thank you, thank you, thank you, larissa.


Vicki said...

I am so grateful that you posted this Larissa. It is easy to get caught up in Ian's progress and want to rejoice with you, and not realize you are grieving and very much missing the pre-September 30th Ian.

Praying for you all.

Anonymous said...

"He will wipe every tear from their eyes, and there shall be no more death or morning, wailing or pain, {for} the old order has passed away." Rev 21:4

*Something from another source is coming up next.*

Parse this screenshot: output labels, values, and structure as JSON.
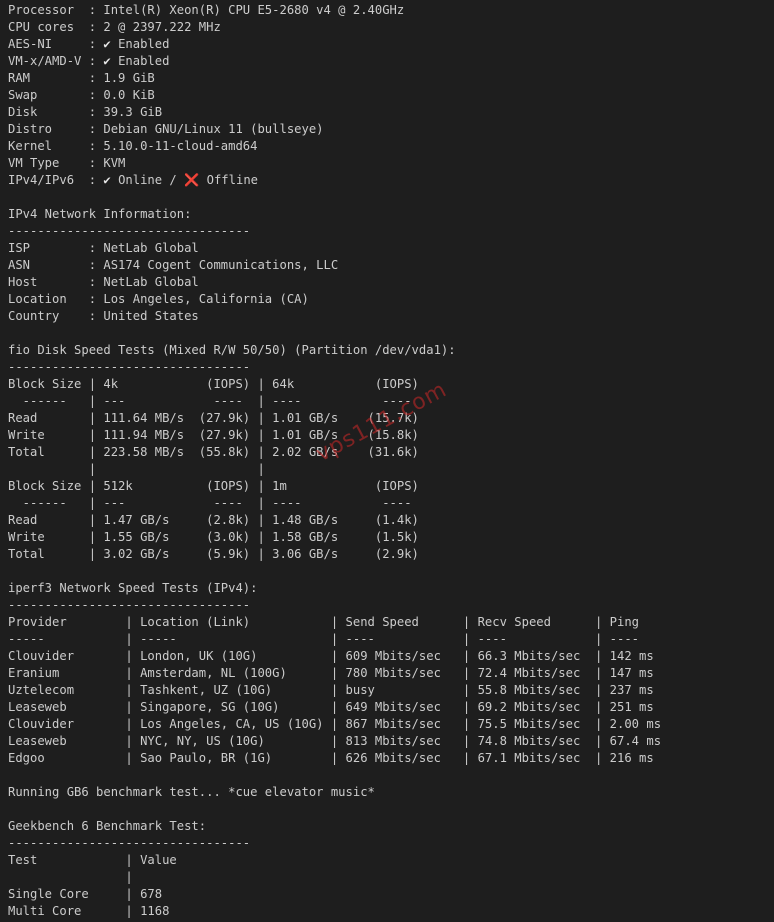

Dealing with a loved one with traumatic brain injury (TBI) is to have chronic grief, chronic sorrow for the constant loss of the person, the constant loss of what may have been. I have thought at times that if our daughter had died in her accident it would have been easier for we would not have the constant reminder...but it would not of been better.

I can only say that somehow through the loss you must look for a gain. For us it is a preciousness of innocence.

In prayer and understanding.

God will bless

Anonymous said...

Larissa, you are correct. You can push Grief to the back burner, but it is always there, no matter how much time has passed. Nothing can change what has happened and is happening as a result, try as we might. It is really difficult to come to grips with that, and keep moving forward. God Bless you for your courage and fortitude. May God shower blessings of comfort and joy upon you and Ian both.

Anonymous said...

Dear Larissa,
...I've heard that "grief" is a "love" word; that you can only grieve over someone you love. Like if you hear on the news that something bad happened to someone, you might think, "Oh, that's a shame!" or something like that, but you don't (usually) grieve for that person, because you don't know or love him. Your depth of grief shows your depth of love for Ian.
I'm just feeling better now, after a week with a nasty "flu". When I'm sick more than a day or so...or maybe when I'm sick even a day...when I'm better, I always feel like I've "misplaced" the days that I haven't been feeling well. Like, the world has gone on and I don't know how to jump back into it. I can't imagine trying to "recover" the past two years. As Kristi said, "...none of us, except those who've gone through it, can even begin to touch it." My heart and prayers go out to you daily.
God says "I will restore to you the years that the swarming locust has eaten" and that He will "bind up the brokenhearted" and "wipe away every tear from their eyes". I don't know how or when, but I know that you trust Him and His promises.
Thank you so much for your post.

Still Praying.

Mary Ann K.

Anonymous said...

thanks for sharing your heart. i think most folks think over time that grief dissaptes. not so, it is an ever constant presence, coloring all we feel and, even do. it wakes us up and we go to sleep with it, and tears ...for what was, what isn't now, and will never be possibly. i sometimes can't even approach god with this pain...he allowed it. therefore, it was meant to be. sometimes we smile, laugh and have fun....is that grace? perhaps...i have no answers for you, myself or anyone. i am glad that you know how i feel...that is a comfort. one of the few............. it is promised that those that mourn will be comforted. i only believe now that that will happen after our deaths. (such a bleak post...but my heart cries out to yours...a fellow traveler)

Marshall said...

When you share this I realize that God has been right there with you through the pain, and that is the only way you have made it through. I think of what missionary John Paton wrote after his wife and son died:

"Let those who have ever passed through any similar darkness as of midnight feel for me; as for all others, it would be more than vain to try to paint my sorrows!... But for Jesus, and the fellowship he vouchsafed to me there, I must have gone mad and died beside the lonely grave!"

Anonymous said...

I wrote you a letter but this accident happened to me. I can only tell you that now, after I've improved, there are times of grief when I resent not being the way I was. But my husband said to me one day," I love you and we will go from here not where we have been" God is an amazing God and He will bring something to His glory out of this. Nancie Seymour